A Message from Rev. John I. Jenkins, C.S.C. – Notre Dame, Our Catholic Mission and Anti-Racism

June 20, 2022

Dear Members of the Notre Dame Community,

As we celebrate Juneteenth, we mark the 157th anniversary of the freeing of the last enslaved peoples in the United States by advancing federal troops in Galveston, Texas. Although the day calls for celebration, it is also a sober reminder that in the years since, descendants of African Americans who were enslaved have had to endure the enforced segregation of Jim Crow laws, lynching, and discriminatory attitudes and practices. The struggle for equity and justice for African Americans did not end on the first Juneteenth. It continues today, and we at Notre Dame must remain committed to it.

Roughly one year ago, the University’s Board of Trustees formally approved the Trustee Task Force Report on Diversity, Equity, and Inclusion. The report provided a strategic framework for the University’s efforts, and it continues to guide us. I gave updates on these efforts in August and January

While the Task Force report addressed racial, ethnic, and socio-economic diversity broadly, the Juneteenth anniversary, as well as the mass murder of innocent people in Buffalo last month by a gunman driven by racial hatred, compels us to give attention particularly to anti-Black racism. It is a good time to remind ourselves that the unequivocal rejection of racism in any form, and particularly anti-Black racism, flows from the central principles of our Catholic mission.  

As we have said before, the core principles of Catholic social teaching commit us, first of all, to respect for the dignity of every human person, regardless of race, ethnicity, nationality, socio-economic status, gender, sexual orientation, religion, or any other differences among us. Secondly, we must strive to build a just society in which all can flourish.

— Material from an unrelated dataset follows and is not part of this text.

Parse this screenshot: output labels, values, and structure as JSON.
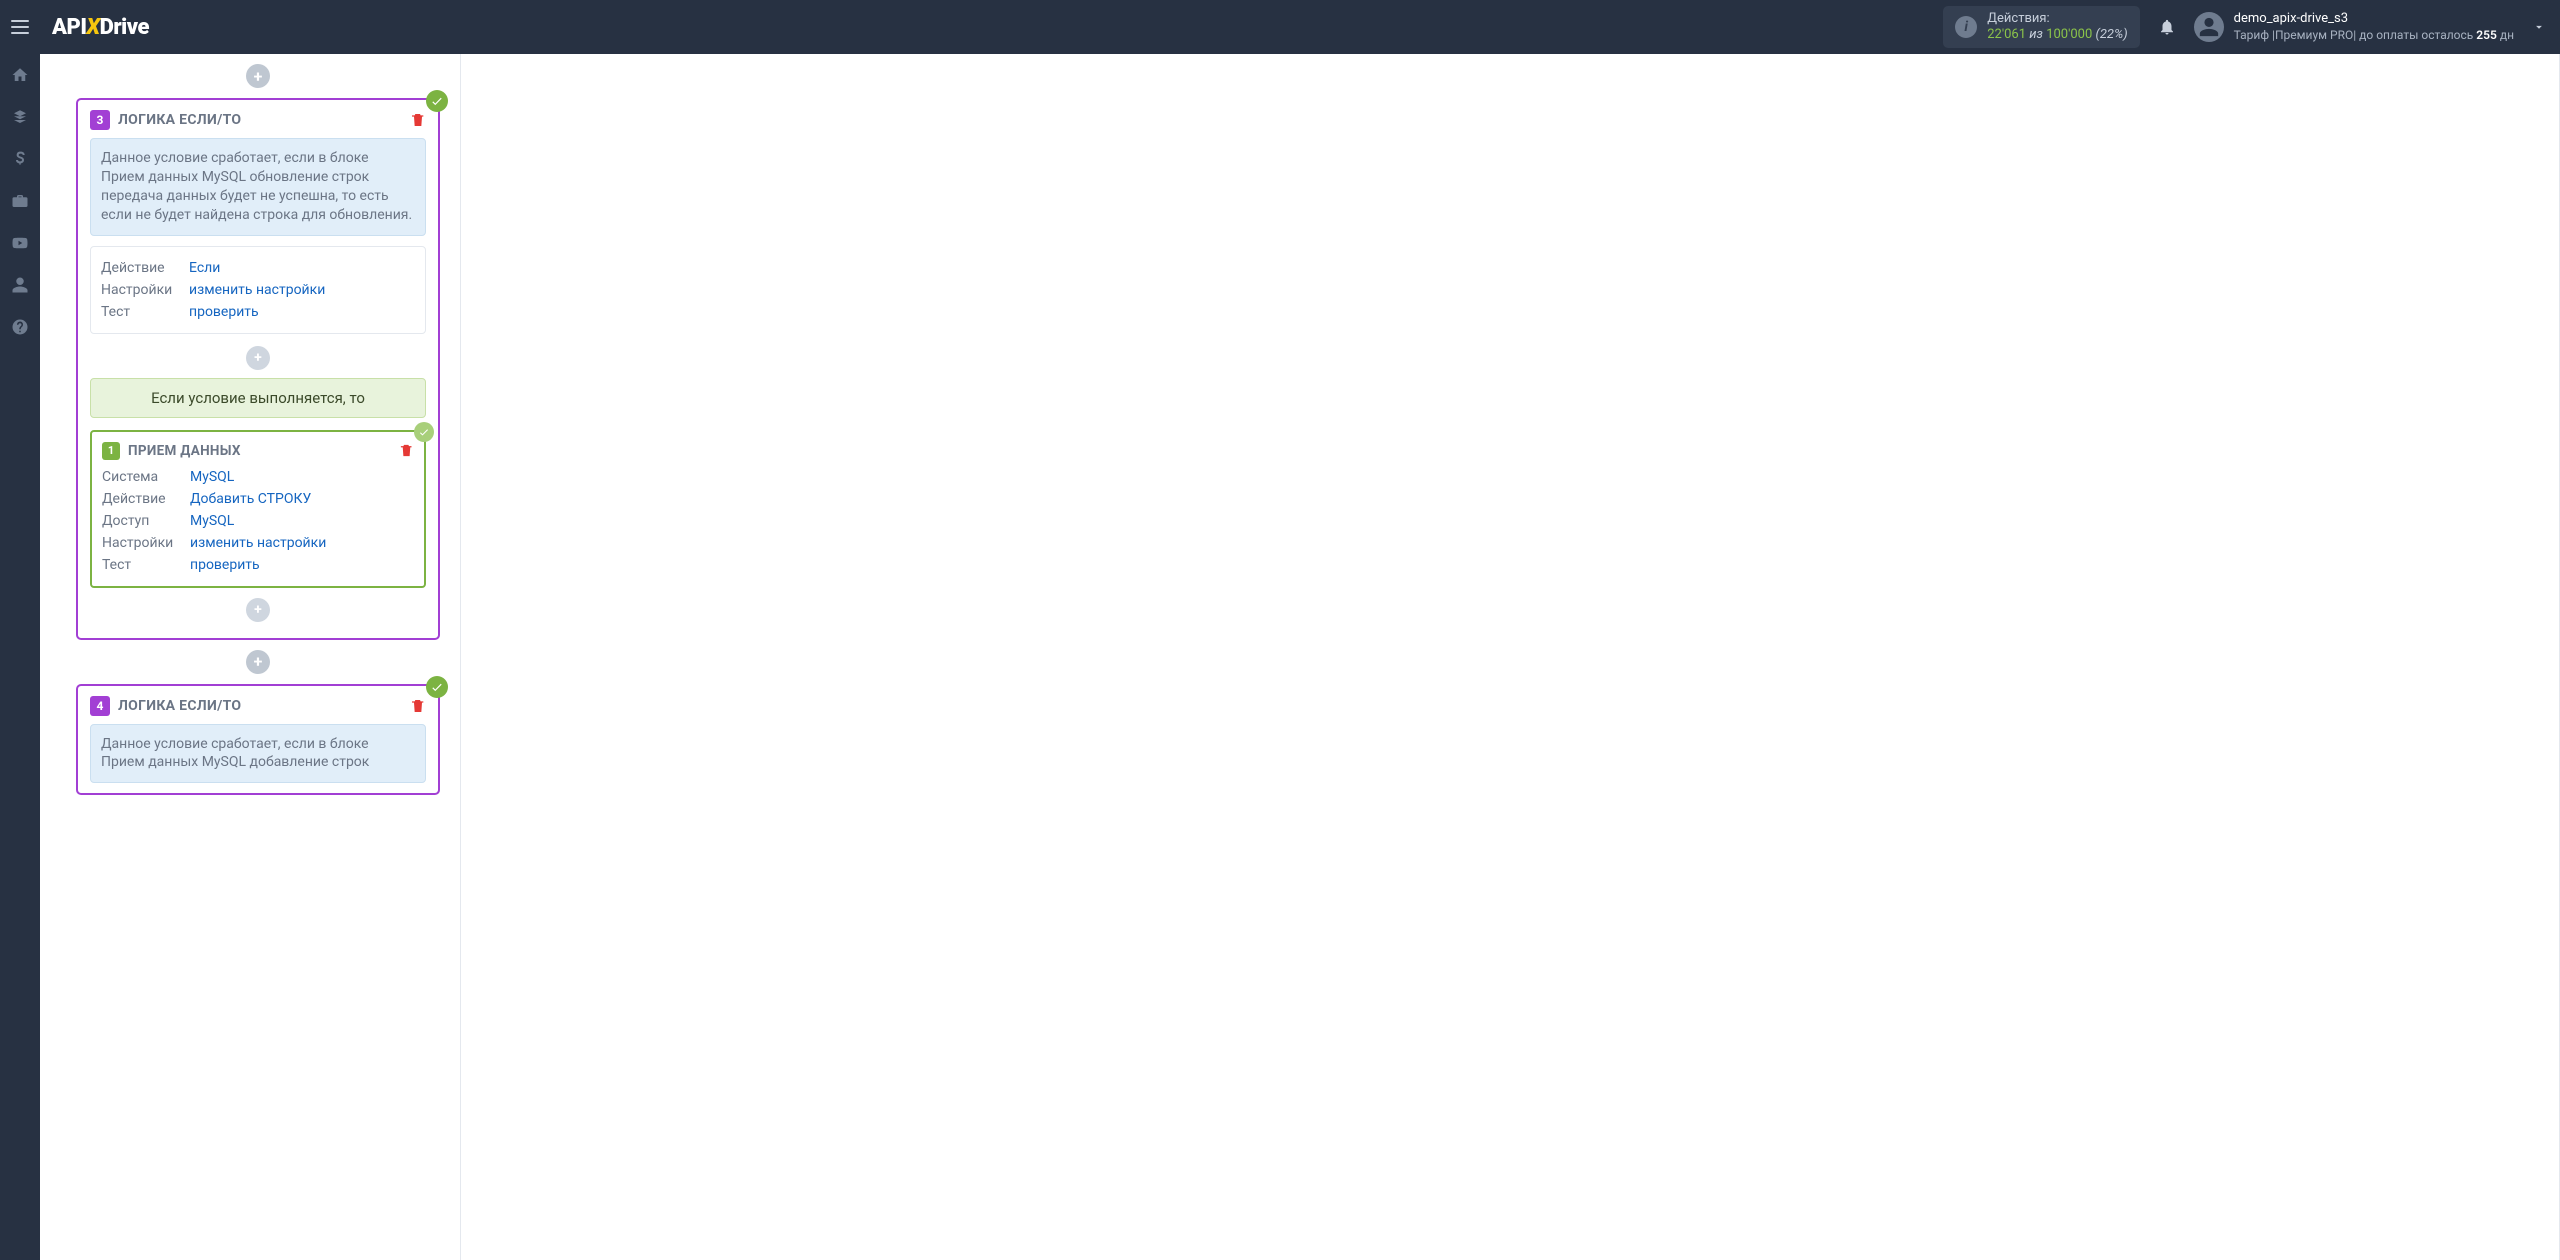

And, thirdly, we are called to show a special concern for the most vulnerable. These principles are radical, counter-cultural, and demanding. We often fall short individually and collectively. Yet they provide the moral framework that must orient the life and work of a Catholic university. 

With regard to race and racism, these principles demand a multifaceted commitment. Our primary duty, of course, is to rid our hearts of racial bias. We must not ourselves speak words or act in ways, however subtle, that discriminate against or demean Black people, individually or collectively, and robs them of their God-given dignity. 

In addition, we must challenge others when we observe them speaking or acting in ways that do not respect the dignity of others, especially when their physical safety is threatened. Sometimes this may be best done in a private conversation; at other times, a more public statement may be most appropriate. While the ensuing conversation may be uncomfortable, it is our duty to engage in those conversations when we see discrimination or demeaning of others. No community, including our own, is immune from racist sentiments and actions, and challenging them will help us all grow.

There is also a third important aspect to our commitment to oppose racism. We recognize that institutional structures and social practices often foster racism in various forms. The Catechism of the Catholic Church speaks of social situations or institutions that are “structures of sin” (para. 1869) and foster sinful acts in individuals. They are called a “social sin.” To the extent that there are institutionalized structures of sin that foster racist attitudes and practices, we are called, individually and collectively, to challenge and change them. These structures are most pernicious when we are unaware and fail to acknowledge them. Our duty is to expose and challenge them.

Notre Dame’s commitment as a Catholic university demands, then, that we reject racist attitudes and actions, challenge them when we observe them in others, and oppose structures that foster the subjugation of people because of race. In this sense, Notre Dame is and must be anti-racist.

The Trustee Task Force report urges us not simply to attend to our University community, but to be a force for good in the world. The most important contribution Notre Dame can make in challenging unjust structures is through research and teaching in colleges and departments, institutes and centers, across the University. That work helps us to better understand such injustices and address them more effectively. 

We know that living up to these high ideals is not the work of a week, a month, or even a year, but is a never-ending task. We recognize, however, in the current moment an urgent call and a special opportunity to make progress. The Board of Trustees, University leaders, and I are committed to this effort, and we call on every member of this community to join in making Notre Dame the best version of itself. 

Thank you for your efforts. Let us continue them and ask always for God’s help and the guidance of the Holy Spirit in opposing the sin of racism wherever and whenever we encounter it. 

In Notre Dame,
Rev. John I. Jenkins, C.S.C.